Forms, topography, materials, context, landscape, and views all create a sense place.

Richard Meier’s design for the Getty Center Art Museum Complex in Los Angles, California is a beautiful example of the connection of all of these elements working together to create a unique experience of art, nature, culture, and place.

Built on the hilltop of the Santa Monica Mountains, this complex encourages people to explore and discover breathtaking views of the city, the Pacific Ocean, the San Gabriel Mountains, and surrounding backdrops.

The forms of the buildings mimic and accent the movement of the mountain’s topography and are built into the mountain. Smooth off-white enamel-clad aluminum panels and rough-cut fossilized travertine – join natural stone and metal materials to create a unique juxtaposition of the buildings’ texture and connection to landscape.

Large spans of glass provide natural day lighting which is filtered for the various art galleries, yet offers a variety of connections and clear site lines to a variety of pavilions, gardens, terraces, and the panoramic views beyond.

These standard design principles – used to create a sense of place for this massive multi-faceted complex are the equivalent for those of a small – less complex – project. Yet, often, buildings are designed and built on a flat site with no consideration of forms, topography, materials, context, landscape, and views.
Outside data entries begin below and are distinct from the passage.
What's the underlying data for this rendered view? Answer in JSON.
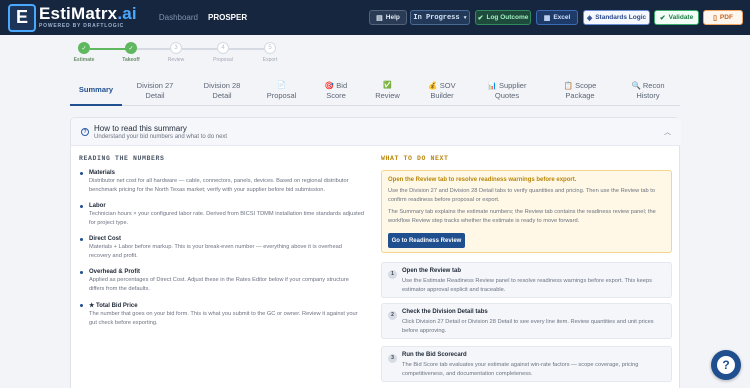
{
  "header": {
    "logo_letter": "E",
    "app_name_main": "EstiMatrx",
    "app_name_suffix": ".ai",
    "tagline": "POWERED BY DRAFTLOGIC",
    "nav_dashboard": "Dashboard",
    "nav_project": "PROSPER",
    "help_label": "Help",
    "status_value": "In Progress",
    "log_label": "Log Outcome",
    "excel_label": "Excel",
    "standards_label": "Standards Logic",
    "validate_label": "Validate",
    "pdf_label": "PDF"
  },
  "stepper": [
    {
      "label": "Estimate",
      "num": "1",
      "state": "done"
    },
    {
      "label": "Takeoff",
      "num": "2",
      "state": "done"
    },
    {
      "label": "Review",
      "num": "3",
      "state": "todo"
    },
    {
      "label": "Proposal",
      "num": "4",
      "state": "todo"
    },
    {
      "label": "Export",
      "num": "5",
      "state": "todo"
    }
  ],
  "tabs": [
    {
      "l1": "Summary",
      "l2": "",
      "icon": ""
    },
    {
      "l1": "Division 27",
      "l2": "Detail",
      "icon": ""
    },
    {
      "l1": "Division 28",
      "l2": "Detail",
      "icon": ""
    },
    {
      "l1": "Proposal",
      "l2": "",
      "icon": "📄"
    },
    {
      "l1": "Bid",
      "l2": "Score",
      "icon": "🎯"
    },
    {
      "l1": "Review",
      "l2": "",
      "icon": "✅"
    },
    {
      "l1": "SOV",
      "l2": "Builder",
      "icon": "💰"
    },
    {
      "l1": "Supplier",
      "l2": "Quotes",
      "icon": "📊"
    },
    {
      "l1": "Scope",
      "l2": "Package",
      "icon": "📋"
    },
    {
      "l1": "Recon",
      "l2": "History",
      "icon": "🔍"
    }
  ],
  "card": {
    "title": "How to read this summary",
    "subtitle": "Understand your bid numbers and what to do next"
  },
  "left": {
    "title": "READING THE NUMBERS",
    "items": [
      {
        "heading": "Materials",
        "body": "Distributor net cost for all hardware — cable, connectors, panels, devices. Based on regional distributor benchmark pricing for the North Texas market; verify with your supplier before bid submission."
      },
      {
        "heading": "Labor",
        "body": "Technician hours × your configured labor rate. Derived from BICSI TDMM installation time standards adjusted for project type."
      },
      {
        "heading": "Direct Cost",
        "body": "Materials + Labor before markup. This is your break-even number — everything above it is overhead recovery and profit."
      },
      {
        "heading": "Overhead & Profit",
        "body": "Applied as percentages of Direct Cost. Adjust these in the Rates Editor below if your company structure differs from the defaults."
      },
      {
        "heading": "★ Total Bid Price",
        "body": "The number that goes on your bid form. This is what you submit to the GC or owner. Review it against your gut check before exporting."
      }
    ]
  },
  "right": {
    "title": "WHAT TO DO NEXT",
    "alert_heading": "Open the Review tab to resolve readiness warnings before export.",
    "alert_p1": "Use the Division 27 and Division 28 Detail tabs to verify quantities and pricing. Then use the Review tab to confirm readiness before proposal or export.",
    "alert_p2": "The Summary tab explains the estimate numbers; the Review tab contains the readiness review panel; the workflow Review step tracks whether the estimate is ready to move forward.",
    "button": "Go to Readiness Review",
    "steps": [
      {
        "num": "1",
        "heading": "Open the Review tab",
        "body": "Use the Estimate Readiness Review panel to resolve readiness warnings before export. This keeps estimator approval explicit and traceable."
      },
      {
        "num": "2",
        "heading": "Check the Division Detail tabs",
        "body": "Click Division 27 Detail or Division 28 Detail to see every line item. Review quantities and unit prices before approving."
      },
      {
        "num": "3",
        "heading": "Run the Bid Scorecard",
        "body": "The Bid Score tab evaluates your estimate against win-rate factors — scope coverage, pricing competitiveness, and documentation completeness."
      }
    ]
  },
  "fab_label": "?"
}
As Architects and Designers, our designs are to respond, develop, and enhance our project’s location and “place” and create something extraordinary out of the ordinary.